7 This brings me to my next point – we must unlock more sustainable solutions. While the technologies and solutions to decarbonise still remain out of reach, or not yet commercially viable, collaboration within industry, and across industries will provide us with game-changing solutions.
• Last month, Singapore joined the First Movers Coalition, or FMC, as a Government Partner, alongside Denmark, India, Italy, Japan, Norway, Sweden, the United Kingdom and the United States. The FMC will allow companies to harness purchasing power and supply chains to create early markets for innovative low-carbon technologies. This serves as a launchpad for them to reach commercial scale. I hope these would open doors for businesses in Singapore to innovate with like-minded partners and unlock access to low-carbon technologies.
• Domestically, we can also work together to discover synergistic solutions. For example, the Jurong Island Circular Economy study brought together 51 companies for the first time to map out the water, energy and waste flows on Jurong Island, our petrol chemical hub.
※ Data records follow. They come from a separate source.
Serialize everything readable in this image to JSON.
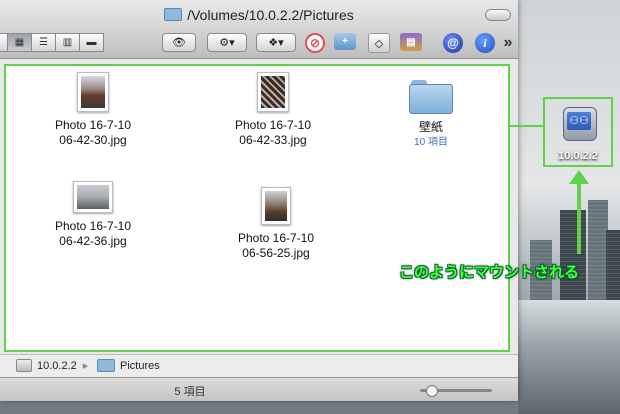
{
  "window": {
    "title": "/Volumes/10.0.2.2/Pictures",
    "toolbar": {
      "action_label": "⚙▾",
      "dropbox_label": "❖▾",
      "more_label": "»"
    }
  },
  "files": [
    {
      "name_line1": "Photo 16-7-10",
      "name_line2": "06-42-30.jpg"
    },
    {
      "name_line1": "Photo 16-7-10",
      "name_line2": "06-42-33.jpg"
    },
    {
      "name_line1": "Photo 16-7-10",
      "name_line2": "06-42-36.jpg"
    },
    {
      "name_line1": "Photo 16-7-10",
      "name_line2": "06-56-25.jpg"
    }
  ],
  "folder": {
    "name": "壁紙",
    "count": "10 項目"
  },
  "pathbar": {
    "server": "10.0.2.2",
    "folder": "Pictures"
  },
  "status": {
    "items": "5 項目",
    "zoom_fraction": 0.15
  },
  "desktop": {
    "server_label": "10.0.2.2",
    "caption": "このようにマウントされる"
  },
  "colors": {
    "highlight": "#5fd24a",
    "caption": "#4cff3a"
  }
}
Through this collaborative study, they discovered insights on how they could reduce resource use at a systems level and boost Jurong Island’s competitiveness and sustainability.
• The Government, in partnership with the private sector, is also keen to support pilots for low-carbon technologies and evaluating their potential to scale. One example is working with the private sector to establish the Global Centre for Maritime Decarbonisation to pilot and deploy low-carbon technologies and fuels in the maritime sector. Another example is bringing together public research institutes and Energy & Chemicals companies for a Carbon Capture and Utilisation Translational Testbed.
8 Lastly, we must specialise to leverage and build on our strengths and expertise to accelerate the implementation of sustainable solutions.
• Singapore can leverage its position as a trusted global financial hub to propel the growth of green finance and carbon services in the region. This will enable businesses to access the capital they need to innovate, operationalise, and scale their green projects.
• Unlike many other countries, Singapore is highly disadvantaged by a lack of natural renewable energy sources. We do not have huge rivers to generate hydroelectricity nor sufficient land for wind turbines. Nonetheless, with the finalisation of the Article 6 rulebook on international carbon markets, there is renewed opportunity for Singapore as an international financial hub to support countries who have untapped natural renewable energy sources through carbon credits trading.
• Even within Singapore, collaboration between the public and private sectors is imperative. The public sector can create a conducive environment for sustainable solutions to grow, but its reach is muted without the private sector’s multiplier effect, which can only be achieved through commercialisation.
9 Distinguished guests, we stand at the cusp of a global revolution for sustainable development. This revolution will be driven by policymakers, businesses, and consumers who recognise the need for and opportunities available in a circular, low-carbon economy. In this revolution, no one has a monopoly on solutions. The key to a greener future lies in collaboration and partnerships.
10 I thank Temasek for hosting this conference, which I am sure will lead to many meaningful partnerships and innovative solutions to allow us as a global community to address the climate crisis and advance the transition to a greener, more inclusive, climate-resilient future.